Exercise description: If a line in the entries below holds the string "text", copy it.

Records shown:

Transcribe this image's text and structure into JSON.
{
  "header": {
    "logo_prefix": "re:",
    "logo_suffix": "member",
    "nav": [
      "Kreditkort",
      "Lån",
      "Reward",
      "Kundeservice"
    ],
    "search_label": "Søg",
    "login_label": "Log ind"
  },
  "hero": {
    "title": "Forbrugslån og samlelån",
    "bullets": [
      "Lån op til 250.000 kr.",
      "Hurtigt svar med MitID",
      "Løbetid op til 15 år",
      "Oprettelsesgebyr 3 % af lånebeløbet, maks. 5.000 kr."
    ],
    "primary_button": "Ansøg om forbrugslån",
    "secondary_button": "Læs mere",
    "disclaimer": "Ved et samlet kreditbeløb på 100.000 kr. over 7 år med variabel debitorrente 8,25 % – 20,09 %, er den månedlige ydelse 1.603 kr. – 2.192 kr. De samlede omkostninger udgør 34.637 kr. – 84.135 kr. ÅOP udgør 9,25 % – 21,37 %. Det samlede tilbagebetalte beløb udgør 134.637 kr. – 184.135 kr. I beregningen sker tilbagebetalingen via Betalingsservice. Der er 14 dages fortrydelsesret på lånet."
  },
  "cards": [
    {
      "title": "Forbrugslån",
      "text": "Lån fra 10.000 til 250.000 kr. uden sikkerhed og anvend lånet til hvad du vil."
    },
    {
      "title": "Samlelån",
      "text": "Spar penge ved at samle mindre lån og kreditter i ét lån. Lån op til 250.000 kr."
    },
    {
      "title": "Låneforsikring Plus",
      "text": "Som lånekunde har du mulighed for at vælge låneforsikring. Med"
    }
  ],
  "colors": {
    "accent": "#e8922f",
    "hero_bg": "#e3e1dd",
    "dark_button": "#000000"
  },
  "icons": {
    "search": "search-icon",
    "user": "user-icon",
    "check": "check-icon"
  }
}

Written solution:
Transcribe this image's text and structure into JSON.
      "text": "Lån fra 10.000 til 250.000 kr. uden sikkerhed og anvend lånet til hvad du vil."
      "text": "Spar penge ved at samle mindre lån og kreditter i ét lån. Lån op til 250.000 kr."
      "text": "Som lånekunde har du mulighed for at vælge låneforsikring. Med"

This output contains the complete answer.